Web page and app entries:
++++++

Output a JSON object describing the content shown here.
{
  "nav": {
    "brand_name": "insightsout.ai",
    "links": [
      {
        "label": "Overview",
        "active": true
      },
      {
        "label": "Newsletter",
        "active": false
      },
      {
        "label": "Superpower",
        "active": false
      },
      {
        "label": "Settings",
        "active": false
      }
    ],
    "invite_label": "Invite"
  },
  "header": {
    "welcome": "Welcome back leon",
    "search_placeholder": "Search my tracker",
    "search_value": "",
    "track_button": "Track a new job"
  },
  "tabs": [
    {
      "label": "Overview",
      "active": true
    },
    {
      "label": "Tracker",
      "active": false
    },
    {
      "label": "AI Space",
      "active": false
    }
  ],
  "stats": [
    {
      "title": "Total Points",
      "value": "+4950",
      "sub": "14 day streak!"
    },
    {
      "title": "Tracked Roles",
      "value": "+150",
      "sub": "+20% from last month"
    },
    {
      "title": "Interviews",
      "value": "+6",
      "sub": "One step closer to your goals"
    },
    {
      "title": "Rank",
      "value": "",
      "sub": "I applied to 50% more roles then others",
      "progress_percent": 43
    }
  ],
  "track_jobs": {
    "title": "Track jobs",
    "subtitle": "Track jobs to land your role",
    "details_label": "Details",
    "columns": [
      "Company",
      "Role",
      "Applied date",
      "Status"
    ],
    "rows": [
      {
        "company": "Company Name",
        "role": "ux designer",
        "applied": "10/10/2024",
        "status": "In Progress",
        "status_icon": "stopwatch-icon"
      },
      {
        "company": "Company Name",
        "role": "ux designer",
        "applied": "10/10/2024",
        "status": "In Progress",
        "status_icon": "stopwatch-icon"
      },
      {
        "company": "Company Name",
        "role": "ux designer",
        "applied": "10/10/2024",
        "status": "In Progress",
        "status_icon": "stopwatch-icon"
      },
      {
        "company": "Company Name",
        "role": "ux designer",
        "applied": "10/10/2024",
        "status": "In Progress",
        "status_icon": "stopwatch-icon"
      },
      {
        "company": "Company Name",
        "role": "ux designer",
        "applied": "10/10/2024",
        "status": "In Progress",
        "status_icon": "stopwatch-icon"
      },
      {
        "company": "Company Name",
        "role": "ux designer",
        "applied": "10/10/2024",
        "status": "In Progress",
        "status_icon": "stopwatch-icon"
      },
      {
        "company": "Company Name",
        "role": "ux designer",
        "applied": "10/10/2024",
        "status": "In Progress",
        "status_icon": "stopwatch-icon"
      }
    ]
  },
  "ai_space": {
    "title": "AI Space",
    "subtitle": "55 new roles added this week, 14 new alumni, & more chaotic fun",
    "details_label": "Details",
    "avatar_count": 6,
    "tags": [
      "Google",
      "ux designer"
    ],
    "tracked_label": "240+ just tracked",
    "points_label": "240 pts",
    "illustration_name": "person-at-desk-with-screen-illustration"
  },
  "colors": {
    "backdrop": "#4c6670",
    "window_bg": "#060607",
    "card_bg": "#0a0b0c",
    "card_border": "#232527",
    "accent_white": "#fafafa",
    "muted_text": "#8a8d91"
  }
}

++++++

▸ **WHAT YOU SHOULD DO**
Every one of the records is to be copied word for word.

▸ **RESULT OF THIS TASK**
Output a JSON object describing the content shown here.
{
  "nav": {
    "brand_name": "insightsout.ai",
    "links": [
      {
        "label": "Overview",
        "active": true
      },
      {
        "label": "Newsletter",
        "active": false
      },
      {
        "label": "Superpower",
        "active": false
      },
      {
        "label": "Settings",
        "active": false
      }
    ],
    "invite_label": "Invite"
  },
  "header": {
    "welcome": "Welcome back leon",
    "search_placeholder": "Search my tracker",
    "search_value": "",
    "track_button": "Track a new job"
  },
  "tabs": [
    {
      "label": "Overview",
      "active": true
    },
    {
      "label": "Tracker",
      "active": false
    },
    {
      "label": "AI Space",
      "active": false
    }
  ],
  "stats": [
    {
      "title": "Total Points",
      "value": "+4950",
      "sub": "14 day streak!"
    },
    {
      "title": "Tracked Roles",
      "value": "+150",
      "sub": "+20% from last month"
    },
    {
      "title": "Interviews",
      "value": "+6",
      "sub": "One step closer to your goals"
    },
    {
      "title": "Rank",
      "value": "",
      "sub": "I applied to 50% more roles then others",
      "progress_percent": 43
    }
  ],
  "track_jobs": {
    "title": "Track jobs",
    "subtitle": "Track jobs to land your role",
    "details_label": "Details",
    "columns": [
      "Company",
      "Role",
      "Applied date",
      "Status"
    ],
    "rows": [
      {
        "company": "Company Name",
        "role": "ux designer",
        "applied": "10/10/2024",
        "status": "In Progress",
        "status_icon": "stopwatch-icon"
      },
      {
        "company": "Company Name",
        "role": "ux designer",
        "applied": "10/10/2024",
        "status": "In Progress",
        "status_icon": "stopwatch-icon"
      },
      {
        "company": "Company Name",
        "role": "ux designer",
        "applied": "10/10/2024",
        "status": "In Progress",
        "status_icon": "stopwatch-icon"
      },
      {
        "company": "Company Name",
        "role": "ux designer",
        "applied": "10/10/2024",
        "status": "In Progress",
        "status_icon": "stopwatch-icon"
      },
      {
        "company": "Company Name",
        "role": "ux designer",
        "applied": "10/10/2024",
        "status": "In Progress",
        "status_icon": "stopwatch-icon"
      },
      {
        "company": "Company Name",
        "role": "ux designer",
        "applied": "10/10/2024",
        "status": "In Progress",
        "status_icon": "stopwatch-icon"
      },
      {
        "company": "Company Name",
        "role": "ux designer",
        "applied": "10/10/2024",
        "status": "In Progress",
        "status_icon": "stopwatch-icon"
      }
    ]
  },
  "ai_space": {
    "title": "AI Space",
    "subtitle": "55 new roles added this week, 14 new alumni, & more chaotic fun",
    "details_label": "Details",
    "avatar_count": 6,
    "tags": [
      "Google",
      "ux designer"
    ],
    "tracked_label": "240+ just tracked",
    "points_label": "240 pts",
    "illustration_name": "person-at-desk-with-screen-illustration"
  },
  "colors": {
    "backdrop": "#4c6670",
    "window_bg": "#060607",
    "card_bg": "#0a0b0c",
    "card_border": "#232527",
    "accent_white": "#fafafa",
    "muted_text": "#8a8d91"
  }
}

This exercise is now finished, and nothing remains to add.